Richmond and Twickenham Friends of the Earth said: “It is extremely disappointing on the eve of the COP26 climate summit in Glasgow.
“Bizarrely, the Government is choosing to invest in nuclear power, the most expensive and slowest technology for reducing CO2 from power generation while leaving a long-term toxic legacy for future generations having to manage the decommissioning and waste management.
“A very poor use of public money.”
The group also said that the lack of incentive for drivers to choose other methods of transportation will particularly affect south west London’s already congested roads.
Tim Lennon, borough coordinator of campaign group Richmond Cycling, said: “It’s great to have policy commitments, but now we need to show that more walking, more cycling, more last-mile delivery by environmentally friendly cargo bikes, are things that we really want – and that needs money.”
Peter Willan, Chair of Richmond Heathrow Campaign, estimated a net increase of Air Passenger Duty (APD) of 8% from 2019 levels, taking into account both the cut in domestic flight APD and the addition of a new ultra long haul band for flights of over 5,500 miles.
“It falls far short of what we believe is fair and reasonable,” he said.
“To us, what is so disappointing is not so much the tax failure, it’s the fact that the government and the industry are really wholly refusing to deal with demand and people’s behaviour.”

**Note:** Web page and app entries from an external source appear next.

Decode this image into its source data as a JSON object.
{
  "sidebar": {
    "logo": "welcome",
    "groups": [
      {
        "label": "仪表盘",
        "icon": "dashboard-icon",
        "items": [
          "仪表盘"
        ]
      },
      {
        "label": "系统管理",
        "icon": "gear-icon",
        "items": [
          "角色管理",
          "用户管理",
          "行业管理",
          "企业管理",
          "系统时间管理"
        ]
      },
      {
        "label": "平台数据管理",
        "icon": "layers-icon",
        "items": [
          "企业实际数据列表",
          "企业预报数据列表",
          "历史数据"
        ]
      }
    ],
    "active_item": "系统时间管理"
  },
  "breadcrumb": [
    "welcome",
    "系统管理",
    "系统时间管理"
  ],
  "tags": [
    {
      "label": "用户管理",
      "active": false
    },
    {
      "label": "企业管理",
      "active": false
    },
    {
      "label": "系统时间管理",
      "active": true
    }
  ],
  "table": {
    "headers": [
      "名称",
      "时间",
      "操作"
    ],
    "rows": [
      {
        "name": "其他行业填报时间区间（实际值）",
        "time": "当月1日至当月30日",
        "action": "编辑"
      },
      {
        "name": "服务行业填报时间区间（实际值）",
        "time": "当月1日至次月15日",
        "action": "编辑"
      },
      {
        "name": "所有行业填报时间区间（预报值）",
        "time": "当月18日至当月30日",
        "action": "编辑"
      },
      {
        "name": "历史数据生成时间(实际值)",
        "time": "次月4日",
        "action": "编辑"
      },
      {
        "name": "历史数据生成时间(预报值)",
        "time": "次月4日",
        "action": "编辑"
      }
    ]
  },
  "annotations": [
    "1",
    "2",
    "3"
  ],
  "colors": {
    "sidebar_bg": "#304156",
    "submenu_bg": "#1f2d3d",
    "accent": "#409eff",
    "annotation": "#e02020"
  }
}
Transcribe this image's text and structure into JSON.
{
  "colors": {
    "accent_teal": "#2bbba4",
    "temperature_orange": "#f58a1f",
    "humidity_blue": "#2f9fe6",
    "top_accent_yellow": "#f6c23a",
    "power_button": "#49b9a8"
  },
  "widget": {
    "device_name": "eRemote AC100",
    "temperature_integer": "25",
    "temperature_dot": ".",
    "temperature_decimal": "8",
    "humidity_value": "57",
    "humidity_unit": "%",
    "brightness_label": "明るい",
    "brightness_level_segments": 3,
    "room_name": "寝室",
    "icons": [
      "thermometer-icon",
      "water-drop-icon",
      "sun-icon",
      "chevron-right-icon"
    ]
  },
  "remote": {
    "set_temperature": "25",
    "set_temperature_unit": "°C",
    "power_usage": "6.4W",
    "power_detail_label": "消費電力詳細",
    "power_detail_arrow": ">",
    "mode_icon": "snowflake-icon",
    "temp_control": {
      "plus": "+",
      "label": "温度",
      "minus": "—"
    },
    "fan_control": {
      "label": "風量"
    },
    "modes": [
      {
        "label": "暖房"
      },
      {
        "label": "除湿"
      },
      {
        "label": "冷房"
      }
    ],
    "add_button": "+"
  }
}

Richmond Heathrow Campaign have called for an increase in APD in line with the levels of fuel duty and VAT.
Yesterday, Sunak told BBC Radio 4’s Today programme: “We wanted to deliver on a previous commitment to reform air passenger duty, to return to a system we used to have so people in the UK are not taxed twice, which we never thought was right.
“Aviation in general only accounts for about seven or eight per cent of our overall carbon emissions, and of that, I think domestic aviation is less than five per cent, so it is a tiny proportion.”
Sunak also defended the UK’s leadership in climate issues ahead of COP26, pointing out that, in a report published last week, London was named the world’s best place for green finance.